Investors dumped stocks, commodities and the euro on Thursday as investors began to lose hope that European leaders would produce a grand plan to solve the European debt crisis.
Trouble started when the European Central Bank squelched optimism for aggressive action to fight the region's debt crisis, and markets were knocked back further when Germany rejected proposals that would bolster the strength of a bailout fund late in the day.
Thursday's developments deflated some hopes that policymakers will be able to agree on a credible plan at an EU summit getting underway that will reassure investors and stop the euro zone's debt problem from deepening.
"The whole thing is just a mess. I have been hopeful something will get done, but it's hard to hold on to those hopes given their track record," said Thomas Roth, executive director in U.S. government bond trading at Mitsubishi UFJ Securities USA in New York.
ECB President Mario Draghi poured cold water on market expectations the bank could step up bond purchases, a measure that has been seen as key to stabilizing rising borrowing costs of highly indebted members of the euro zone.
In an ominous sign heading into a key EU summit, Germany rejected draft proposals that would increase the euro zone's firepower in dealing with the credit crisis, triggering a steep sell-off in U.S. stocks and the euro late in the day.
"Once the Germany comment on rejecting the draft came out, that is when the euro and the Dow both reversed from their afternoon highs," said Joe DeGeronimo, chief dealer at SMBC.
"The stock market falling late in the day means the euro is likely going to trade heavy into the Sydney and Asian session overnight."
In a draft obtained by Reuters, EU leaders plan to move up the introduction of a permanent bailout fund to July 2012 and give the facility a banking license.
Such a move would bolster the strength of the rescue fund, but a senior German source said Germany rejected the measures.
"That just spells more trouble ahead in the days to come," Peter Cardillo, chief market economist at Rockwell Global Capital in New York, said of Germany's rejection.
The Dow Jones industrial average ended down 198.67 points, or 1.63 percent, at 11,997.70. The Standard & Poor's 500 Index tumbled 26.66 points, or 2.11 percent, to 1,234.35. The Nasdaq Composite Index gave up 52.83 points, or 1.99 percent, at 2,596.38.
The MSCI All-Country World Index was down 1.8 percent, while the FTSEurofirst 300 slumped to a one-week closing low, down 1.5 percent.
The euro fell to a session low of $1.3288 on Reuters data, its lowest since Nov. 30. It was last at $1.3343, down 0.5 percent.
"TWO STEPS BACK"
Draghi also announced unprecedented action to support Europe's banks, saying the ECB will start offering banks funding for 3 years, as well as easier collateral rules.

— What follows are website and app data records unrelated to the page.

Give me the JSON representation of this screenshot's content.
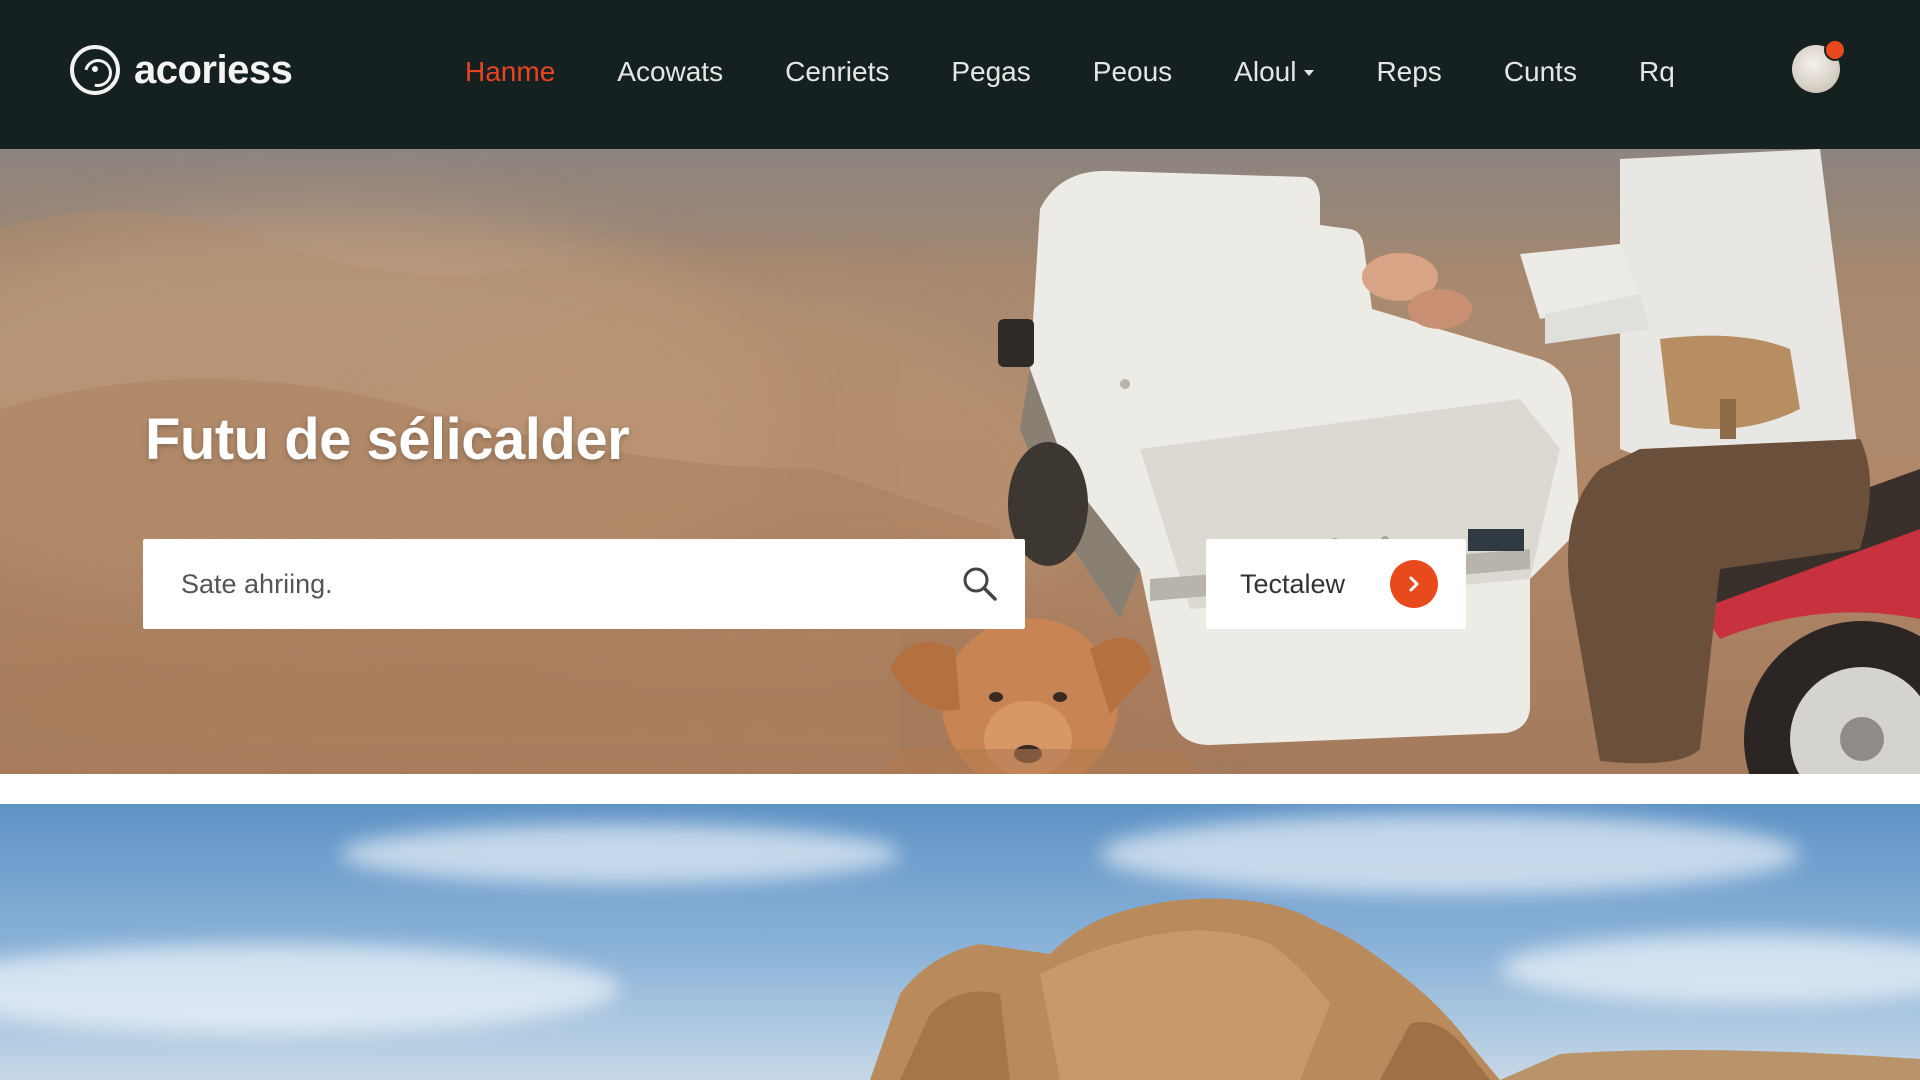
{
  "brand": {
    "name": "acoriess",
    "logo_icon": "circle-logo-icon"
  },
  "nav": {
    "active_color": "#e8441f",
    "items": [
      {
        "label": "Hanme",
        "active": true
      },
      {
        "label": "Acowats",
        "active": false
      },
      {
        "label": "Cenriets",
        "active": false
      },
      {
        "label": "Pegas",
        "active": false
      },
      {
        "label": "Peous",
        "active": false
      },
      {
        "label": "Aloul",
        "active": false,
        "dropdown": true
      },
      {
        "label": "Reps",
        "active": false
      },
      {
        "label": "Cunts",
        "active": false
      },
      {
        "label": "Rq",
        "active": false
      }
    ]
  },
  "user": {
    "avatar_icon": "user-avatar-icon",
    "notification_color": "#e84a1e"
  },
  "hero": {
    "title": "Futu de sélicalder",
    "search": {
      "placeholder": "Sate ahriing.",
      "icon": "search-icon"
    },
    "cta": {
      "label": "Tectalew",
      "icon": "chevron-right-icon",
      "accent": "#e84a1e"
    }
  },
  "colors": {
    "navbar_bg": "#152021",
    "nav_text": "#e6e6e6",
    "accent": "#e84a1e"
  }
}
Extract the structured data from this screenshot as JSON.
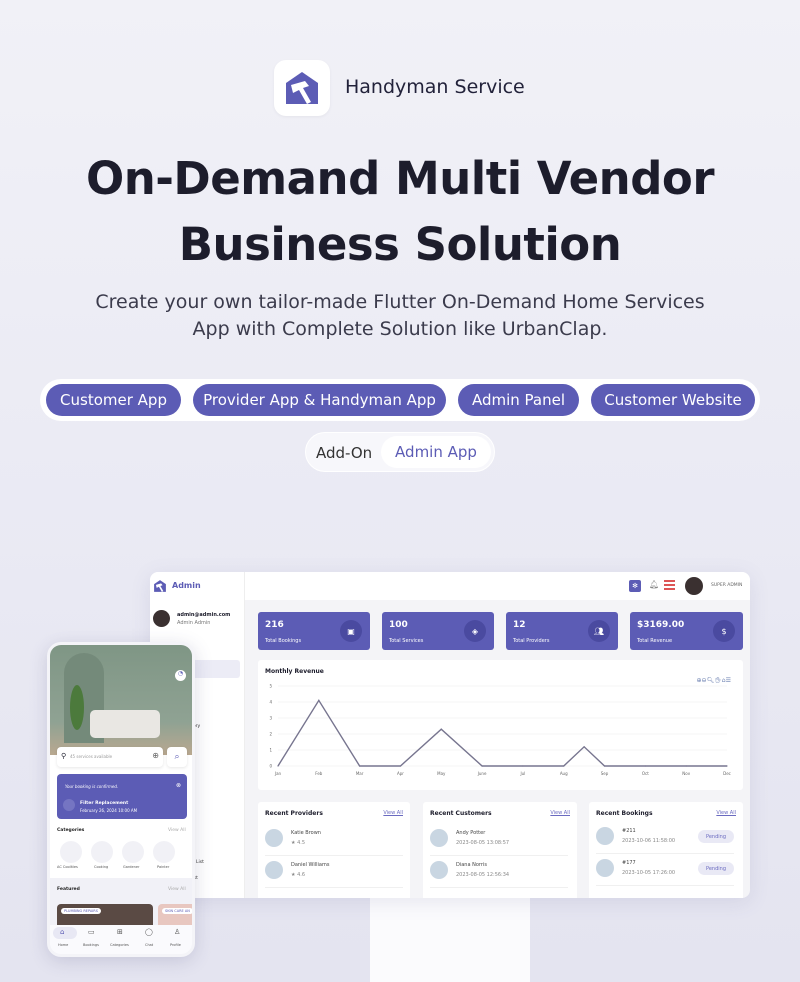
{
  "brand": {
    "name": "Handyman Service",
    "logo_icon": "house-hammer-icon",
    "accent": "#5c5cb5"
  },
  "hero": {
    "title_line1": "On-Demand Multi Vendor",
    "title_line2": "Business Solution",
    "subtitle_line1": "Create your own tailor-made Flutter On-Demand Home Services",
    "subtitle_line2": "App with Complete Solution like UrbanClap."
  },
  "products": [
    "Customer App",
    "Provider App & Handyman App",
    "Admin Panel",
    "Customer Website"
  ],
  "addon": {
    "label": "Add-On",
    "item": "Admin App"
  },
  "admin": {
    "logo_text": "Admin",
    "user_role": "SUPER ADMIN",
    "email": "admin@admin.com",
    "name": "Admin Admin",
    "sidebar_fragments": [
      "rd",
      "gory",
      "n",
      "er List",
      "List"
    ],
    "stats": [
      {
        "value": "216",
        "label": "Total Bookings",
        "icon": "calendar-icon"
      },
      {
        "value": "100",
        "label": "Total Services",
        "icon": "tag-icon"
      },
      {
        "value": "12",
        "label": "Total Providers",
        "icon": "users-icon"
      },
      {
        "value": "$3169.00",
        "label": "Total Revenue",
        "icon": "dollar-icon"
      }
    ],
    "recent_providers": {
      "title": "Recent Providers",
      "view_all": "View All",
      "rows": [
        {
          "name": "Katie Brown",
          "rating": "★ 4.5"
        },
        {
          "name": "Daniel Williams",
          "rating": "★ 4.6"
        }
      ]
    },
    "recent_customers": {
      "title": "Recent Customers",
      "view_all": "View All",
      "rows": [
        {
          "name": "Andy Potter",
          "date": "2023-08-05 13:08:57"
        },
        {
          "name": "Diana Norris",
          "date": "2023-08-05 12:56:34"
        }
      ]
    },
    "recent_bookings": {
      "title": "Recent Bookings",
      "view_all": "View All",
      "rows": [
        {
          "id": "#211",
          "date": "2023-10-06 11:58:00",
          "status": "Pending"
        },
        {
          "id": "#177",
          "date": "2023-10-05 17:26:00",
          "status": "Pending"
        }
      ]
    }
  },
  "chart_data": {
    "type": "line",
    "title": "Monthly Revenue",
    "categories": [
      "Jan",
      "Feb",
      "Mar",
      "Apr",
      "May",
      "June",
      "Jul",
      "Aug",
      "Sep",
      "Oct",
      "Nov",
      "Dec"
    ],
    "points": [
      {
        "x": 1,
        "y": 0
      },
      {
        "x": 2,
        "y": 4.1
      },
      {
        "x": 3,
        "y": 0
      },
      {
        "x": 4,
        "y": 0
      },
      {
        "x": 5,
        "y": 2.3
      },
      {
        "x": 6,
        "y": 0
      },
      {
        "x": 7,
        "y": 0
      },
      {
        "x": 8,
        "y": 0
      },
      {
        "x": 8.5,
        "y": 1.2
      },
      {
        "x": 9,
        "y": 0
      },
      {
        "x": 10,
        "y": 0
      },
      {
        "x": 11,
        "y": 0
      },
      {
        "x": 12,
        "y": 0
      }
    ],
    "ylim": [
      0,
      5
    ],
    "yticks": [
      "0",
      "1",
      "2",
      "3",
      "4",
      "5"
    ],
    "grid": true,
    "line_color": "#77758f"
  },
  "phone": {
    "search_placeholder": "45 services available",
    "banner_title": "Your booking is confirmed.",
    "banner_service": "Filter Replacement",
    "banner_date": "February 26, 2024 10:00 AM",
    "categories_title": "Categories",
    "view_all": "View All",
    "categories": [
      "AC Coolities",
      "Cooking",
      "Gardener",
      "Painter"
    ],
    "featured_title": "Featured",
    "featured_tags": [
      "PLUMBING REPAIRS",
      "SKIN CARE AN"
    ],
    "nav": [
      "Home",
      "Bookings",
      "Categories",
      "Chat",
      "Profile"
    ]
  }
}
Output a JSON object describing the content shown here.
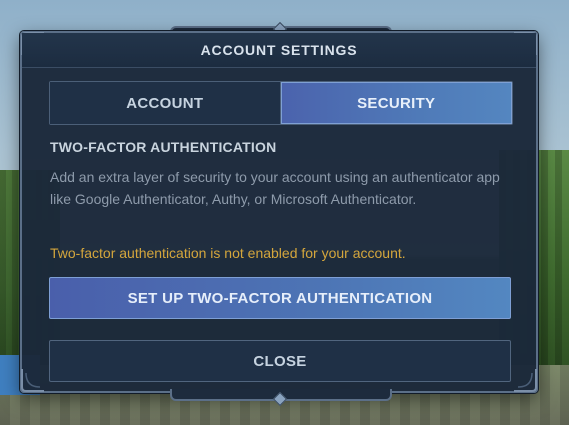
{
  "dialog": {
    "title": "ACCOUNT SETTINGS"
  },
  "tabs": [
    {
      "label": "ACCOUNT",
      "active": false
    },
    {
      "label": "SECURITY",
      "active": true
    }
  ],
  "security": {
    "section_title": "TWO-FACTOR AUTHENTICATION",
    "description": "Add an extra layer of security to your account using an authenticator app like Google Authenticator, Authy, or Microsoft Authenticator.",
    "status_message": "Two-factor authentication is not enabled for your account.",
    "setup_button": "SET UP TWO-FACTOR AUTHENTICATION"
  },
  "footer": {
    "close_button": "CLOSE"
  },
  "colors": {
    "panel_bg": "#1b283a",
    "accent": "#4f7ab8",
    "warning": "#d4a63c",
    "text_muted": "#8e9bab"
  }
}
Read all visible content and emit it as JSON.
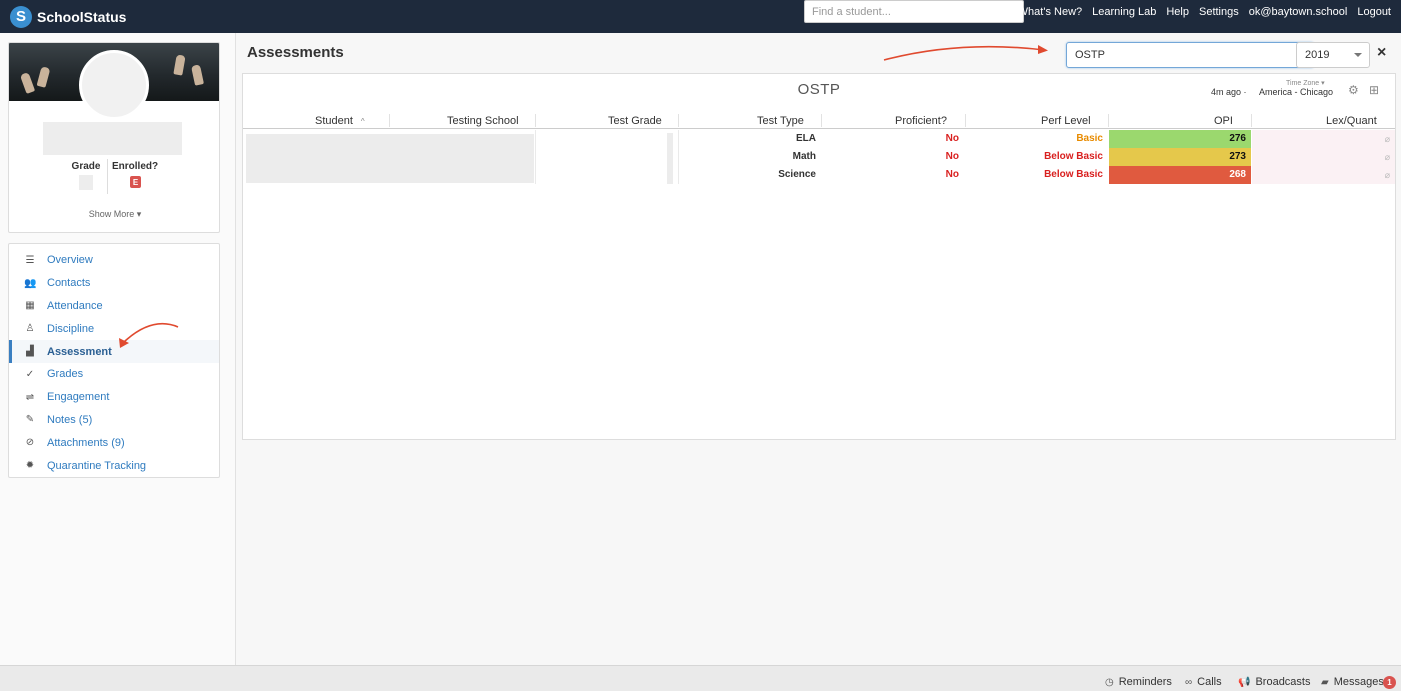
{
  "app": {
    "name": "SchoolStatus",
    "logo_letter": "S"
  },
  "topnav": {
    "search_placeholder": "Find a student...",
    "links": [
      "What's New?",
      "Learning Lab",
      "Help",
      "Settings",
      "ok@baytown.school",
      "Logout"
    ]
  },
  "profile": {
    "grade_label": "Grade",
    "enrolled_label": "Enrolled?",
    "enrolled_badge": "E",
    "show_more": "Show More ▾"
  },
  "sidebar": {
    "items": [
      {
        "label": "Overview",
        "icon": "list-icon",
        "glyph": "☰"
      },
      {
        "label": "Contacts",
        "icon": "users-icon",
        "glyph": "👥"
      },
      {
        "label": "Attendance",
        "icon": "calendar-icon",
        "glyph": "▦"
      },
      {
        "label": "Discipline",
        "icon": "alert-icon",
        "glyph": "♙"
      },
      {
        "label": "Assessment",
        "icon": "chart-icon",
        "glyph": "▟",
        "active": true
      },
      {
        "label": "Grades",
        "icon": "check-icon",
        "glyph": "✓"
      },
      {
        "label": "Engagement",
        "icon": "engagement-icon",
        "glyph": "⇌"
      },
      {
        "label": "Notes (5)",
        "icon": "pencil-icon",
        "glyph": "✎"
      },
      {
        "label": "Attachments (9)",
        "icon": "paperclip-icon",
        "glyph": "⊘"
      },
      {
        "label": "Quarantine Tracking",
        "icon": "virus-icon",
        "glyph": "✹"
      }
    ]
  },
  "main": {
    "title": "Assessments",
    "assessment_select": "OSTP",
    "year_select": "2019",
    "close": "×"
  },
  "panel": {
    "title": "OSTP",
    "refresh": "4m ago  ·",
    "timezone_label": "Time Zone ▾",
    "timezone_value": "America - Chicago",
    "columns": [
      "Student",
      "Testing School",
      "Test Grade",
      "Test Type",
      "Proficient?",
      "Perf Level",
      "OPI",
      "Lex/Quant"
    ],
    "student_sort": "^",
    "rows": [
      {
        "test_type": "ELA",
        "proficient": "No",
        "perf_level": "Basic",
        "perf_class": "basic",
        "opi": "276",
        "opi_color": "#9bd86e",
        "lex": "⌀"
      },
      {
        "test_type": "Math",
        "proficient": "No",
        "perf_level": "Below Basic",
        "perf_class": "below",
        "opi": "273",
        "opi_color": "#e5c84b",
        "lex": "⌀"
      },
      {
        "test_type": "Science",
        "proficient": "No",
        "perf_level": "Below Basic",
        "perf_class": "below",
        "opi": "268",
        "opi_color": "#e05a3f",
        "opi_text": "#ffffff",
        "lex": "⌀"
      }
    ]
  },
  "footer": {
    "items": [
      {
        "label": "Reminders",
        "icon": "clock-icon",
        "glyph": "◷"
      },
      {
        "label": "Calls",
        "icon": "voicemail-icon",
        "glyph": "∞"
      },
      {
        "label": "Broadcasts",
        "icon": "megaphone-icon",
        "glyph": "📢"
      },
      {
        "label": "Messages",
        "icon": "messages-icon",
        "glyph": "▰"
      }
    ],
    "messages_count": "1"
  }
}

The ECB also cut interest rates 25 basis points to 1 percent.But markets appeared less concerned with the possibility of a liquidity crunch than they are with the high cost of debt for troubled countries, and yields on Italian and Spanish bonds jumped.
"One step forward, two steps back," said Alan Clarke, UK and euro zone economist at Scotia Capital. "The euro zone leaders might as well not bother. Pack their bags, go home, enjoy the weekend and do their Christmas shopping."
Draghi also took some of the steam out of another talked-about scenario, that the ECB would lend to the International Monetary Fund to help support debt-saddled euro zone economies.
Draghi said lending money to the fund was not compatible with European Union treaties.
"His comments here raise the risk that nothing will be announced this week on how the IMF's resources will be increased," said Greg Fuzesi, economist at JP Morgan Chase in London.
Meanwhile, Europe's banking watchdog said the region's banks must find more capital than previously expected to make them strong enough to weather the debt storm.
The leaders of France and Germany were in Marseilles ahead of the summit, lobbying for their plan to amend the EU treaty to toughen budget discipline.
Paris and Berlin need to win backing quickly for their plan if they are to have it ready as they hope by March, but several countries are skeptical of a treaty change.
German Chancellor Angela Merkel said she was convinced leaders would find a solution to the euro crisis at the summit.
Even safe-haven gold was hit by the selling. Spot gold fell 1.8 percent to $1,709.59 an ounce.
Other commodity prices were also hit by worries Europe was not doing enough to contain the credit crisis, with U.S. crude oil futures settling at $98.34 a barrel, down $2.15, or 2.14 percent.
Ten-year Italian government bond yields rose 44 basis points to 6.51 percent and Spanish 10-year government bond yields jumped 37 basis points to 5.82 percent.
© 2024 Thomson/Reuters. All rights reserved.